Cosmetic actives, even those with proven efficacy, only perform optimally in cosmetic products when they are delivered in the correct spot of the skin and in the correct amount. The right spot can be quite variable depending on the active. Some actives work on the surface, others in the stratum corneum, and others may need to penetrate deeper into the living layers of the skin.
The type of cosmetic product and the specific formulation, therefore, play a fundament role in ensuring an efficacious delivery. In addition, cosmetic products are also expected to have good sensorial properties. The combination of both efficacy and pleasant properties increases the challenge.
This course offers both a comprehensive view of the fundamental aspects behind the effective delivery of actives (Day 1), as well as the practical aspects of selecting an appropriate product, and the specifics of the formulation process (Day2).
Who Should Attend
The course will be of immediate value to those involved in formulating cosmetic products containing actives. It will also be of general interest to anyone working in the cosmetics industry in a research or product development lab. Those working in marketing will also benefit from the concepts presented on Day 1.
Day 1 - Fundamental Aspects
- The ‘where and how’ of active delivery
- Selecting the product type and formulation for effective delivery
- Actives according to their intrinsic solubility
- The skin as a barrier
- Measuring the efficacy of the delivery
- Weichert’s view on oil soluble actives

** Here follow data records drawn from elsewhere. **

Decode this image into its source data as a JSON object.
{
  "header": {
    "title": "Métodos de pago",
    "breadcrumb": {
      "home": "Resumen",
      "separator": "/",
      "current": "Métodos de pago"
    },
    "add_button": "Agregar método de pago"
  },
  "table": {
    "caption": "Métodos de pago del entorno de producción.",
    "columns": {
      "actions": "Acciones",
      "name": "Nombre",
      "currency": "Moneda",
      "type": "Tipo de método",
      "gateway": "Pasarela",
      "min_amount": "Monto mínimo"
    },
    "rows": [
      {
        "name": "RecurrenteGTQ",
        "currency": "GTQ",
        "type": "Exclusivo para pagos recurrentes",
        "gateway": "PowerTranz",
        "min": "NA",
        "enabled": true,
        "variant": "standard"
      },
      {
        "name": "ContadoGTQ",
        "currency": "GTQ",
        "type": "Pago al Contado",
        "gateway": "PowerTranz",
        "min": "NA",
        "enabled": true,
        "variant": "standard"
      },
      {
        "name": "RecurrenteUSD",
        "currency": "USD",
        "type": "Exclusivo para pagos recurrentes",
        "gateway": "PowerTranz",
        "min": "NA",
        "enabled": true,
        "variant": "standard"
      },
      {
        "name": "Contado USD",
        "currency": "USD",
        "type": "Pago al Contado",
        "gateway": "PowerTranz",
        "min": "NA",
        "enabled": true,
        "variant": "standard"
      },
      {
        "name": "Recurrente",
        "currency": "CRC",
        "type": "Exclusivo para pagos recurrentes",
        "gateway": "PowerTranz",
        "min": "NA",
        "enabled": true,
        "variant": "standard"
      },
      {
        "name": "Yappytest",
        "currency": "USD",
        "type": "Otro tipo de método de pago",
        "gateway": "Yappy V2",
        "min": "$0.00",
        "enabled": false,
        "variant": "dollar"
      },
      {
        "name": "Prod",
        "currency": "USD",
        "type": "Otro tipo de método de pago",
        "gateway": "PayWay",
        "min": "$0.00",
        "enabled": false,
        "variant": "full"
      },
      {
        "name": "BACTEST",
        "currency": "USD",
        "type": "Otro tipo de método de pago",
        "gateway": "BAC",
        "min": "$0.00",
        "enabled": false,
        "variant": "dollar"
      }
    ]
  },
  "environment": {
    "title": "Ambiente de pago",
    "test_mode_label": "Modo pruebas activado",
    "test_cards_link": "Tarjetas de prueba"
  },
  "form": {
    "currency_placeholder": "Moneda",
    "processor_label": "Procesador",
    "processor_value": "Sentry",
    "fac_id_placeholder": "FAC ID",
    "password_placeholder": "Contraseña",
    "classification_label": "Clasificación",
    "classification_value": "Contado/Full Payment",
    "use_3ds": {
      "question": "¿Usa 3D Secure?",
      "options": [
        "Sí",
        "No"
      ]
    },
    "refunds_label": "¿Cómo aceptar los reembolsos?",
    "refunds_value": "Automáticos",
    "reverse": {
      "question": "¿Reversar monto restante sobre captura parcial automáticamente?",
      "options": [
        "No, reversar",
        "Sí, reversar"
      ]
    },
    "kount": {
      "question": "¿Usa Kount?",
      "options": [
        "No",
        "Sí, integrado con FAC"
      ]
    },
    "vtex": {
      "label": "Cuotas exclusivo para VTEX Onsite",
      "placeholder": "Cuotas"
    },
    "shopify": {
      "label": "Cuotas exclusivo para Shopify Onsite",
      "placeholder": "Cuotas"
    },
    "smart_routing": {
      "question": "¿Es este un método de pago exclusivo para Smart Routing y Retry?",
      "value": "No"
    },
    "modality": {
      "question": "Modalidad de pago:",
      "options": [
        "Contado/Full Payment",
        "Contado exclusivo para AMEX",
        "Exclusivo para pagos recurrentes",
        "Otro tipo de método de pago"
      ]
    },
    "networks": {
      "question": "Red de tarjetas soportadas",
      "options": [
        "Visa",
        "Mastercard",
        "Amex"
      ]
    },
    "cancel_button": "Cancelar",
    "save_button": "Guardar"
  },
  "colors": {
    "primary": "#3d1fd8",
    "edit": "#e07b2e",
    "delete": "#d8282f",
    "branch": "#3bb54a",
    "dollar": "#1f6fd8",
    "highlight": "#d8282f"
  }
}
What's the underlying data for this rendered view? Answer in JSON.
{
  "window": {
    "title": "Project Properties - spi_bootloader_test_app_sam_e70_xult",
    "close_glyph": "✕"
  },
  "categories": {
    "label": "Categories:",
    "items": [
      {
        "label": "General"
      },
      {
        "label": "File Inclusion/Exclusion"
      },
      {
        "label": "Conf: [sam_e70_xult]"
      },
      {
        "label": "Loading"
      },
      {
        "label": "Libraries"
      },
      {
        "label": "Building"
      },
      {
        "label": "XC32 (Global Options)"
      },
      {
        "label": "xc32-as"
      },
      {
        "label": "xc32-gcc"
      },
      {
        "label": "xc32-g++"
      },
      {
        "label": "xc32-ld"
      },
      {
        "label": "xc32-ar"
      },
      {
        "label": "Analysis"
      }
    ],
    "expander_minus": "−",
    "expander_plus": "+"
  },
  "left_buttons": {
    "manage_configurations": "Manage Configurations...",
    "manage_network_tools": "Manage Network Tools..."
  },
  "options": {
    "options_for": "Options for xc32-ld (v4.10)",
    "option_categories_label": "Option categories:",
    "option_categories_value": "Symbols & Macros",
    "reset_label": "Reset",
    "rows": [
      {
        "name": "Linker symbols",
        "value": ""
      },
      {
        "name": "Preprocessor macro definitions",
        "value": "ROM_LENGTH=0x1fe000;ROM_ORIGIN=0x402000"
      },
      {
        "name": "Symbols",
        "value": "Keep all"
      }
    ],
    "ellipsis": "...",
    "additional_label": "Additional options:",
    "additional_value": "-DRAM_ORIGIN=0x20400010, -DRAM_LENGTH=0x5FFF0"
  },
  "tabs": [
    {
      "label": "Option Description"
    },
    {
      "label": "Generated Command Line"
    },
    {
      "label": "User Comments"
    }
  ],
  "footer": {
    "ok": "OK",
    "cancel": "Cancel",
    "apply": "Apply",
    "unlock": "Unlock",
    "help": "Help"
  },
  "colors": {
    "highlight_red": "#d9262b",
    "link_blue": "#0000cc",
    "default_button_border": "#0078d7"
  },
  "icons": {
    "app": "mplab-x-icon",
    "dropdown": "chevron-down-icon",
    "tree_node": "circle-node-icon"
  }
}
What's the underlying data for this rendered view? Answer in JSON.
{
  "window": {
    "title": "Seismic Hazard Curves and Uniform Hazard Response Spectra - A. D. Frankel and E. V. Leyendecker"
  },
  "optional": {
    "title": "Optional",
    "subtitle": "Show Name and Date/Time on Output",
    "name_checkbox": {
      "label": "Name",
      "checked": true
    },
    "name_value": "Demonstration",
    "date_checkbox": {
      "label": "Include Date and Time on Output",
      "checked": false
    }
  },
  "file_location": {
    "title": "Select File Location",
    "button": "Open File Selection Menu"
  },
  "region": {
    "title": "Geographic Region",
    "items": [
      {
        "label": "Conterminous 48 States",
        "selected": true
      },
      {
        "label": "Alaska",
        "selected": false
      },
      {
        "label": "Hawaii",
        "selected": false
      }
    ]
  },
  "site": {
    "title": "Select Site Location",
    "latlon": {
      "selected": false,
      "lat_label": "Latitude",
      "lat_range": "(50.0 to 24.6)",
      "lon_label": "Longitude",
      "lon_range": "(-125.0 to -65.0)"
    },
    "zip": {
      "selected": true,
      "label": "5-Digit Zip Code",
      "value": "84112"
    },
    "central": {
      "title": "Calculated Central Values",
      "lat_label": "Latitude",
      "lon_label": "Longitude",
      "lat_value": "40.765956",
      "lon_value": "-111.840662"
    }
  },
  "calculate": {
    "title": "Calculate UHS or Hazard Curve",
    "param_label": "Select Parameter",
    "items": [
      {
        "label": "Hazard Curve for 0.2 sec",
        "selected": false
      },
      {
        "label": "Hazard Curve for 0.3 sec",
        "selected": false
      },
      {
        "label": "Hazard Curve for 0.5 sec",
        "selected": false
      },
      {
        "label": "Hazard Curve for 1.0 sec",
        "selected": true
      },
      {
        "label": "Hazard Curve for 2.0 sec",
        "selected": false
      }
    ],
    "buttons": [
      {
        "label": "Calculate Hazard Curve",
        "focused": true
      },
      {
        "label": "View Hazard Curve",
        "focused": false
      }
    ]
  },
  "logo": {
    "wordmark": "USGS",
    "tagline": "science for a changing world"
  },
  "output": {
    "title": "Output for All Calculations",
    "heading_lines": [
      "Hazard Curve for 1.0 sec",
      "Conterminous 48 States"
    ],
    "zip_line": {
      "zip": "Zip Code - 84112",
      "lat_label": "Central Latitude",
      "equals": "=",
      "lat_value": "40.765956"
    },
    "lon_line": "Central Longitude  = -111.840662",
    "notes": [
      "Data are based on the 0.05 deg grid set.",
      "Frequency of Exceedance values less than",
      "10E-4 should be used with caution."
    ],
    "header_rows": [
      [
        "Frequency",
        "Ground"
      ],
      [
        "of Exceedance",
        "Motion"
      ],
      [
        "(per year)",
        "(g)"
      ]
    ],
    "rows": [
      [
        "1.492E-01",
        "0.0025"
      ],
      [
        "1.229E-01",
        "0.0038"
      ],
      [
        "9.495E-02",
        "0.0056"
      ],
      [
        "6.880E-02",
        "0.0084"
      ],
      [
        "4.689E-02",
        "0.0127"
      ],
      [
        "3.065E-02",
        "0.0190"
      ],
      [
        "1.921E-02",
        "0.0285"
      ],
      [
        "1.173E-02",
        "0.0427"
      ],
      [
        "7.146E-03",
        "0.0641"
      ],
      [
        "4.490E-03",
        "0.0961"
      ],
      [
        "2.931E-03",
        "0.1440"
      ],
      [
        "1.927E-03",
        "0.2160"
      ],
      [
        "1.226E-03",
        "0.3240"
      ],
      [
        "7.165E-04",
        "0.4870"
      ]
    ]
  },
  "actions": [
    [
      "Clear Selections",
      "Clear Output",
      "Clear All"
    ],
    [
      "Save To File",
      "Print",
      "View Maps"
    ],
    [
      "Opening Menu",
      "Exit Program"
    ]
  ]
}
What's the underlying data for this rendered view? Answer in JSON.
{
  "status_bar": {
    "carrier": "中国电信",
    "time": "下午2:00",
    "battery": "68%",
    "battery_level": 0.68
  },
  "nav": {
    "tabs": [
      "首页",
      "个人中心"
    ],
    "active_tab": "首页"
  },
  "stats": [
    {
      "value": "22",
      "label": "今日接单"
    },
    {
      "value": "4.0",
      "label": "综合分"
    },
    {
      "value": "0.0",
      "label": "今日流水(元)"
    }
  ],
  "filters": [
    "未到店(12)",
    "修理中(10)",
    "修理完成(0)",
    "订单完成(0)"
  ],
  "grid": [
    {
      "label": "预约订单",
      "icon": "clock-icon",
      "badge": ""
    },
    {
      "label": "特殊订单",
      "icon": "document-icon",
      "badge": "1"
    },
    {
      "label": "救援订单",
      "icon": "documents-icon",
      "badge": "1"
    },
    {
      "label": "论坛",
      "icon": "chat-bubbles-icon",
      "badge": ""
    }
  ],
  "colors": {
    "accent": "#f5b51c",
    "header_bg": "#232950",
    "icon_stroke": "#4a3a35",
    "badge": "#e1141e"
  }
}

Day 2 – Practical Aspects and Formulations
- Delivery from non-emulsion systems
- Delivery from emulsions according to the Lamellar Gel Network model. Formulations
- Delivery from microemulsions.
- Delivery from nano-emulsions
11:00am-12:30pm EDT - Live Lecture & Q&A
12:30pm-1:00pm EDT - Break
1:00pm-2:30pm EDT - Live Lecture & Q&A
About the Instructor
Ricardo Diez, PhD is currently an Adjunct Professor at Rutgers University, NJ, where he teaches a course on Applied Cosmetic Science in the Master of Business and Science. He has more than four decades of experience in the industry in both consumer product companies (Procter & Gamble, Dial Corp and Chanel), and raw material manufacturers (Miranol, Stepan and Huntsman). He has taught courses for the SCC and IFSCC. He remains active in the Center for Professional Advancement.